Editors: Catherine Davies, Rory O’Bryen
Extent: 368 pp
Price: £ 29,95
Publication: June 2020
Publisher: Liverpool University Press
The focus of this book is two-fold. First it traces the expansive geographical spread of the language commonly referred to as Spanish. This has given rise to multiple hybrid formations over time emerging in the clash of multiple cultures, languages and religions within and between great empires (Roman, Islamic, Hispano-Catholic), each with expansionist policies leading to wars, huge territorial gains and population movements.
This long history makes Hispanophone culture itself a supranational, trans-imperial one long before we witness its various national cultures being refashioned as a result of the transnational processes associated with globalization today. Indeed, the Spanish language we recognise today was ‘transnational’ long before it was ever the foundation of a single nation state.

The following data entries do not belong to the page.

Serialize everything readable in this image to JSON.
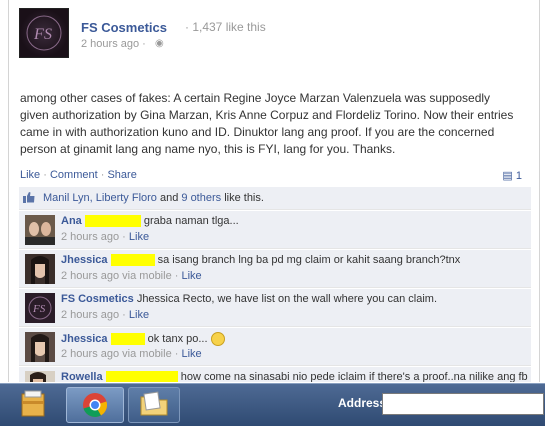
{
  "post": {
    "page_name": "FS Cosmetics",
    "likes": "· 1,437 like this",
    "time": "2 hours ago ·",
    "text": "among other cases of fakes: A certain Regine Joyce Marzan Valenzuela was supposedly given authorization by Gina Marzan, Kris Anne Corpuz and Flordeliz Torino. Now their entries came in with authorization kuno and ID. Dinuktor lang ang proof. If you are the concerned person at ginamit lang ang name nyo, this is FYI, lang for you. Thanks."
  },
  "actions": {
    "like": "Like",
    "comment": "Comment",
    "share": "Share",
    "separator": "·",
    "comment_count": "1"
  },
  "likes_row": {
    "names": "Manil Lyn, Liberty Floro",
    "and": " and ",
    "others": "9 others",
    "suffix": " like this."
  },
  "comments": [
    {
      "name": "Ana",
      "text": "graba naman tlga...",
      "time": "2 hours ago ·",
      "via": "",
      "like": "Like"
    },
    {
      "name": "Jhessica",
      "text": "sa isang branch lng ba pd mg claim or kahit saang branch?tnx",
      "time": "2 hours ago",
      "via": " via mobile ·",
      "like": "Like"
    },
    {
      "name": "FS Cosmetics",
      "text": "Jhessica Recto, we have list on the wall where you can claim.",
      "time": "2 hours ago ·",
      "via": "",
      "like": "Like"
    },
    {
      "name": "Jhessica",
      "text": "ok tanx po...",
      "time": "2 hours ago",
      "via": " via mobile ·",
      "like": "Like"
    },
    {
      "name": "Rowella",
      "text": "how come na sinasabi nio pede iclaim if there's a proof..na nilike ang fb",
      "time": "",
      "via": "",
      "like": ""
    }
  ],
  "taskbar": {
    "address_label": "Address",
    "address_value": ""
  },
  "colors": {
    "link": "#3b5998",
    "highlight": "#ffff00",
    "comment_bg": "#edeff4",
    "taskbar": "#2f4a72"
  }
}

Secondly, it approaches the more recent post-national, translingual and inter-subjective ‘border-crossings’ that characterise the global world today with an eye to their unfolding within this long trans-imperial history of the Hispanophone world. In doing so, it maps out some of the contemporary post-colonial, decolonial and trans-Atlantic inflections of this trans-imperial history as manifest in literature, cinema, music and digital cultures.